• [ENTRIES SHOWN]
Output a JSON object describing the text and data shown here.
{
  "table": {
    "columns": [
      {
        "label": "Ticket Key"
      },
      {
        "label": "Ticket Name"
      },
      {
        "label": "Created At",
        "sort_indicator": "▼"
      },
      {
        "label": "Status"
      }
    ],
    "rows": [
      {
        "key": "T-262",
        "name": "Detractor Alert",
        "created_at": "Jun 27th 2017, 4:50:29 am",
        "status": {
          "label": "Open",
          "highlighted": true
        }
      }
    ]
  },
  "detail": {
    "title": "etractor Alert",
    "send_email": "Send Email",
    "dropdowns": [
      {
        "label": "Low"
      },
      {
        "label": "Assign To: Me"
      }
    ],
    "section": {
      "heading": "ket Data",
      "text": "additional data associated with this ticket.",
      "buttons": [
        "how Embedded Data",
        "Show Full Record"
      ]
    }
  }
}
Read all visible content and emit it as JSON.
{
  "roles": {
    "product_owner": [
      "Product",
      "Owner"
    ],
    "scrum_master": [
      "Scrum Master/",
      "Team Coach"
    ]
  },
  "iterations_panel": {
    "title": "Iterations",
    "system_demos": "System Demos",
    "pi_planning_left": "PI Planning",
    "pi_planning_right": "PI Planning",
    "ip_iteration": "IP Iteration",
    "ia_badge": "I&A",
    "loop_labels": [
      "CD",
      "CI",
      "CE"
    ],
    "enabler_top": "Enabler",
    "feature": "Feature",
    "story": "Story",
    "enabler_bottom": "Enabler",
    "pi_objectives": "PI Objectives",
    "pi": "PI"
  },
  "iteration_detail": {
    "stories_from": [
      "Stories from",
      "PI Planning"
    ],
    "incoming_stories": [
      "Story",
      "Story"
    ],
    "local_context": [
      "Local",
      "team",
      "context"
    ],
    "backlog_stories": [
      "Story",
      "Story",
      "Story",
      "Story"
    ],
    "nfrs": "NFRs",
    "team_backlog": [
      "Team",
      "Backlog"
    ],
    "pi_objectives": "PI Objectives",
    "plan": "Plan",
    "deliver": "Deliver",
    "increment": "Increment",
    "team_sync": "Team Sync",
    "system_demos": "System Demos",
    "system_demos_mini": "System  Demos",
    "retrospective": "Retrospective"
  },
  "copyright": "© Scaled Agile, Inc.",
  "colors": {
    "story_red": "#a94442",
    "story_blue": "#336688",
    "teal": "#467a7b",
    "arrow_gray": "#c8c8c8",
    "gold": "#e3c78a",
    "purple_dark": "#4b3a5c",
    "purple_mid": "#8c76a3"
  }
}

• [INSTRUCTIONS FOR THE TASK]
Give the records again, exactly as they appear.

• [RESPONSE TO THIS TASK]
Output a JSON object describing the text and data shown here.
{
  "table": {
    "columns": [
      {
        "label": "Ticket Key"
      },
      {
        "label": "Ticket Name"
      },
      {
        "label": "Created At",
        "sort_indicator": "▼"
      },
      {
        "label": "Status"
      }
    ],
    "rows": [
      {
        "key": "T-262",
        "name": "Detractor Alert",
        "created_at": "Jun 27th 2017, 4:50:29 am",
        "status": {
          "label": "Open",
          "highlighted": true
        }
      }
    ]
  },
  "detail": {
    "title": "etractor Alert",
    "send_email": "Send Email",
    "dropdowns": [
      {
        "label": "Low"
      },
      {
        "label": "Assign To: Me"
      }
    ],
    "section": {
      "heading": "ket Data",
      "text": "additional data associated with this ticket.",
      "buttons": [
        "how Embedded Data",
        "Show Full Record"
      ]
    }
  }
}
Read all visible content and emit it as JSON.
{
  "roles": {
    "product_owner": [
      "Product",
      "Owner"
    ],
    "scrum_master": [
      "Scrum Master/",
      "Team Coach"
    ]
  },
  "iterations_panel": {
    "title": "Iterations",
    "system_demos": "System Demos",
    "pi_planning_left": "PI Planning",
    "pi_planning_right": "PI Planning",
    "ip_iteration": "IP Iteration",
    "ia_badge": "I&A",
    "loop_labels": [
      "CD",
      "CI",
      "CE"
    ],
    "enabler_top": "Enabler",
    "feature": "Feature",
    "story": "Story",
    "enabler_bottom": "Enabler",
    "pi_objectives": "PI Objectives",
    "pi": "PI"
  },
  "iteration_detail": {
    "stories_from": [
      "Stories from",
      "PI Planning"
    ],
    "incoming_stories": [
      "Story",
      "Story"
    ],
    "local_context": [
      "Local",
      "team",
      "context"
    ],
    "backlog_stories": [
      "Story",
      "Story",
      "Story",
      "Story"
    ],
    "nfrs": "NFRs",
    "team_backlog": [
      "Team",
      "Backlog"
    ],
    "pi_objectives": "PI Objectives",
    "plan": "Plan",
    "deliver": "Deliver",
    "increment": "Increment",
    "team_sync": "Team Sync",
    "system_demos": "System Demos",
    "system_demos_mini": "System  Demos",
    "retrospective": "Retrospective"
  },
  "copyright": "© Scaled Agile, Inc.",
  "colors": {
    "story_red": "#a94442",
    "story_blue": "#336688",
    "teal": "#467a7b",
    "arrow_gray": "#c8c8c8",
    "gold": "#e3c78a",
    "purple_dark": "#4b3a5c",
    "purple_mid": "#8c76a3"
  }
}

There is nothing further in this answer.